By Chrys Kub, PT, E-RYT 500, Program Director Holistic Yoga Therapy Institute
I have been practicing physical therapy since 1987. It has always been my passion to work with persons with physical disabilities. I have been fortunate throughout my career to do just that, working in a physical rehabilitation hospital for many years with persons who have suffered from spinal cord injury, brain injury and strokes, both adults and children. Watching them progress and transform during therapy whether their situation was from a traumatic incident or a state of being from birth was life changing. When I moved into practicing more orthopedics I found it to be less transformative and frankly a bit unrewarding. But even with my neurological patients, I felt there was something missing in my therapeutic approach. I believe integrating the principles of yoga into my practice was that missing piece. Here are 10 things I learned from my yoga teachers along the way about yoga therapy which has helped me grow in my practice and better serve both populations.
- The most important thing is "relationship”. If you create a relationship with your patient, all the rest will take care of itself. Matthew Sanford , Iyengar Yoga Instructor, Paraplegic
- As you work with a client, step back and wait. Be patient and let the process and the pose happen. Leeann Carey Yapana Yoga Creator, Yoga therapist
- I am not a yoga therapist, yoga is therapy. Leslie Kaminoff; Yoga Teacher, Yoga Anatomy Instructor
- It is important to focus not just on treating the symptoms, but finding the cause and treating the imbalances from that. Shirley Sahrmann, Physical Therapist
- Let’s change our paradigm from "doing to” to "being with” our patients and empower them to take part in their healing. Matthew Taylor, PhD Physical Therapist Founder of Dynamic Systems Rehab
- Yoga Nidra is a type of guided relaxation which can help those who have suffered from trauma, physically or emotionally. Richard Miller, Founder of iRest Yoga Nidra
- It is not only the patients who benefit from the integration of yoga therapeutics into the treatment, but the caregivers.
- Kids love yoga, especially the kids over 5 who have been "therapized” their whole life.
- We don’t need to "fix” anyone, everyone is perfect as they are. Leeann Carey, Yoga Therapist
- Before you open the door to greet your patient for their session, pause, take a deep breath and center yourself so you can be present with them in that moment. Brandon Scot, Occupational Therapist Assistant
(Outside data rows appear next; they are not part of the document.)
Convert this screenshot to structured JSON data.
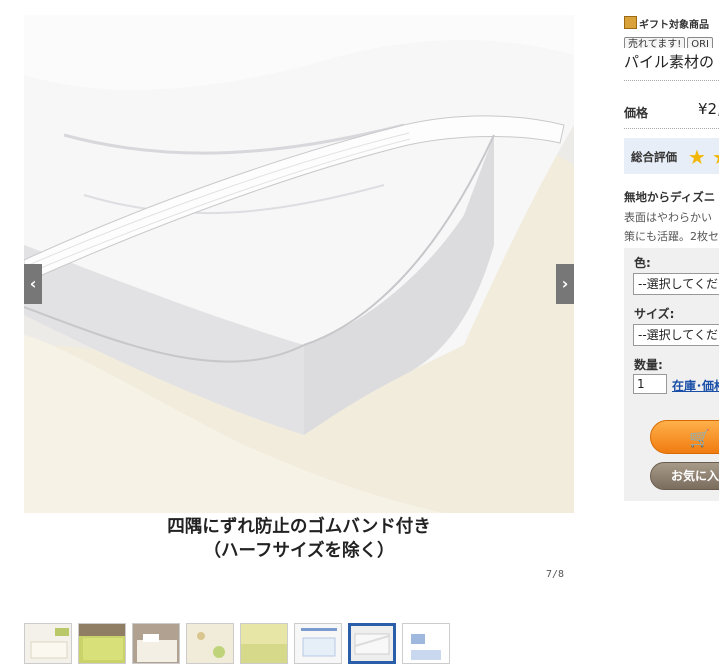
{
  "gallery": {
    "caption_line1": "四隅にずれ防止のゴムバンド付き",
    "caption_line2": "（ハーフサイズを除く）",
    "counter": "7/8",
    "prev_arrow": "‹",
    "next_arrow": "›",
    "thumbnail_count": 8,
    "active_thumbnail": 7
  },
  "product": {
    "gift_label": "ギフト対象商品",
    "badges": [
      "売れてます!",
      "ORI"
    ],
    "title": "パイル素材の",
    "price_label": "価格",
    "price_value": "¥2,",
    "rating_label": "総合評価",
    "desc_heading": "無地からディズニ",
    "desc_lines": [
      "表面はやわらかい",
      "策にも活躍。2枚セ"
    ]
  },
  "options": {
    "color_label": "色:",
    "color_value": "--選択してくだ",
    "size_label": "サイズ:",
    "size_value": "--選択してくだ",
    "qty_label": "数量:",
    "qty_value": "1",
    "stock_link": "在庫･価格",
    "fav_button": "お気に入",
    "cart_icon": "cart-icon"
  },
  "colors": {
    "accent_orange": "#f07c10",
    "link_blue": "#1a4fa8",
    "rating_bg": "#e8eef7",
    "panel_bg": "#f0f0f0"
  }
}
Physical therapy is an art and a science. We need to remember that our patients are not just their "diagnosis” but people, just like us, who are suffering. They come to us seeking guidance. If we can work with them together towards healing, we may not find the "cure” but we can help them learn to live with what is. Take the time to find out about their lifestyle, their mindset and how they view the world. As you build relationship, you create trust. Together you can come up with a treatment plan which helps them on all levels, physically, emotionally and mentally. I know that when I got into this profession, it was not to treat an "ACL” or a "brain injury”, but to treat people. If that was your intention as well, then consider integrating yoga therapy into your practice. You will be amazed at what happens.
Chrys Kub, PT, ERYT 500 has been practicing and teaching yoga for over 10 years, and training yoga instructors throughout the US in therapeutic yoga. She has studied with many of the masters in therapeutic yoga including Mukunda Stiles, Doug Keller, Susie Aldous Hately, and Leeann Carey. Chrys is a practicing physical therapist and yoga therapist, Program Director for Holistic Yoga Therapy Institute and a Member of the International Association of Yoga Therapists. She has taught and inspired yoga teachers throughout the US focusing on how to expand the therapeutic benefits of yoga for both themselves and their students. Through her trainings, Chrys will show both the student and the teacher how to observe themselves and their students, honoring each person’s unique capabilities and limitations, enabling aspiring teachers to create both their personal practice and style of teaching. Join Chrys, to further develop and explore your unique practice.